DIRECTIONS.
For each line below that includes the string "JSON", show the whole line.

++++

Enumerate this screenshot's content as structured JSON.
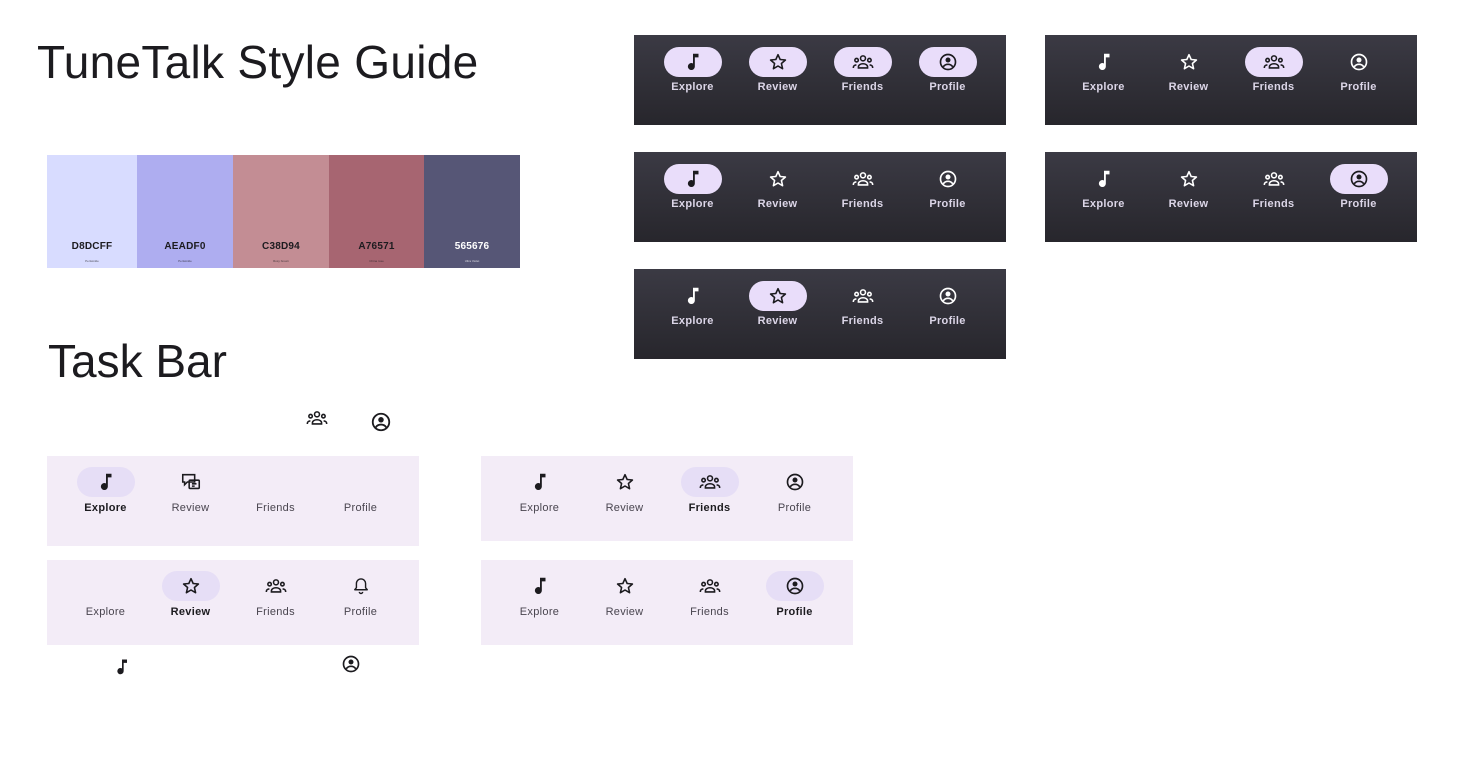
{
  "page": {
    "title": "TuneTalk Style Guide",
    "section_title": "Task Bar"
  },
  "palette": [
    {
      "hex": "D8DCFF",
      "name": "Periwinkle",
      "color": "#D8DCFF",
      "text_color": "#1c1b1f"
    },
    {
      "hex": "AEADF0",
      "name": "Periwinkle",
      "color": "#AEADF0",
      "text_color": "#1c1b1f"
    },
    {
      "hex": "C38D94",
      "name": "Rosy brown",
      "color": "#C38D94",
      "text_color": "#1c1b1f"
    },
    {
      "hex": "A76571",
      "name": "China rose",
      "color": "#A76571",
      "text_color": "#1c1b1f"
    },
    {
      "hex": "565676",
      "name": "Ultra Violet",
      "color": "#565676",
      "text_color": "#ffffff"
    }
  ],
  "nav_labels": {
    "explore": "Explore",
    "review": "Review",
    "friends": "Friends",
    "profile": "Profile"
  },
  "colors": {
    "dark_bar_bg": "#2f2e35",
    "dark_active_pill": "#E9DDFA",
    "light_bar_bg": "#F3ECF7",
    "light_active_pill": "#E6DEF6",
    "icon_dark": "#1c1b1f",
    "icon_light": "#ffffff"
  },
  "icons": [
    "music-note-icon",
    "star-icon",
    "group-icon",
    "account-circle-icon",
    "chat-card-icon",
    "bell-icon"
  ]
}
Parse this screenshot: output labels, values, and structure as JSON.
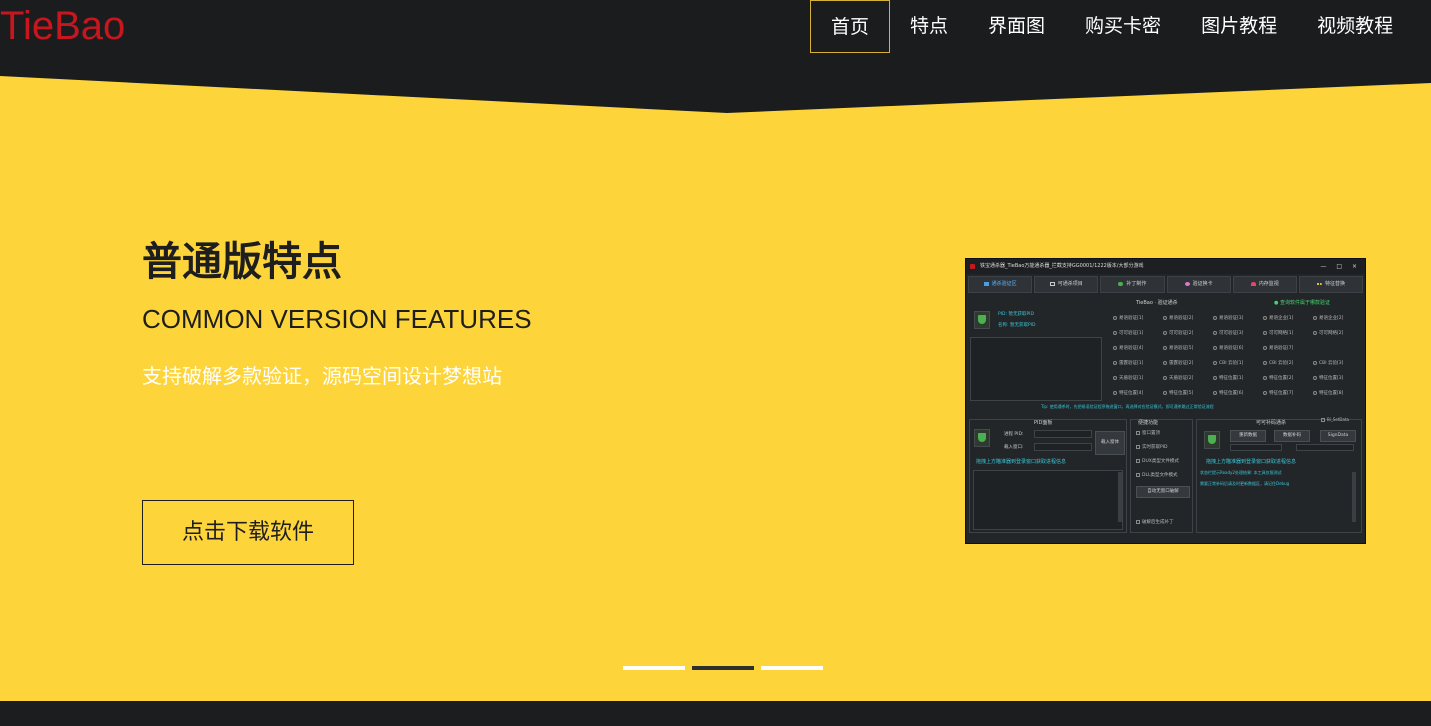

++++

SOLUTION BELOW.
Enumerate this screenshot's content as structured JSON.
Parse this screenshot: output labels, values, and structure as JSON.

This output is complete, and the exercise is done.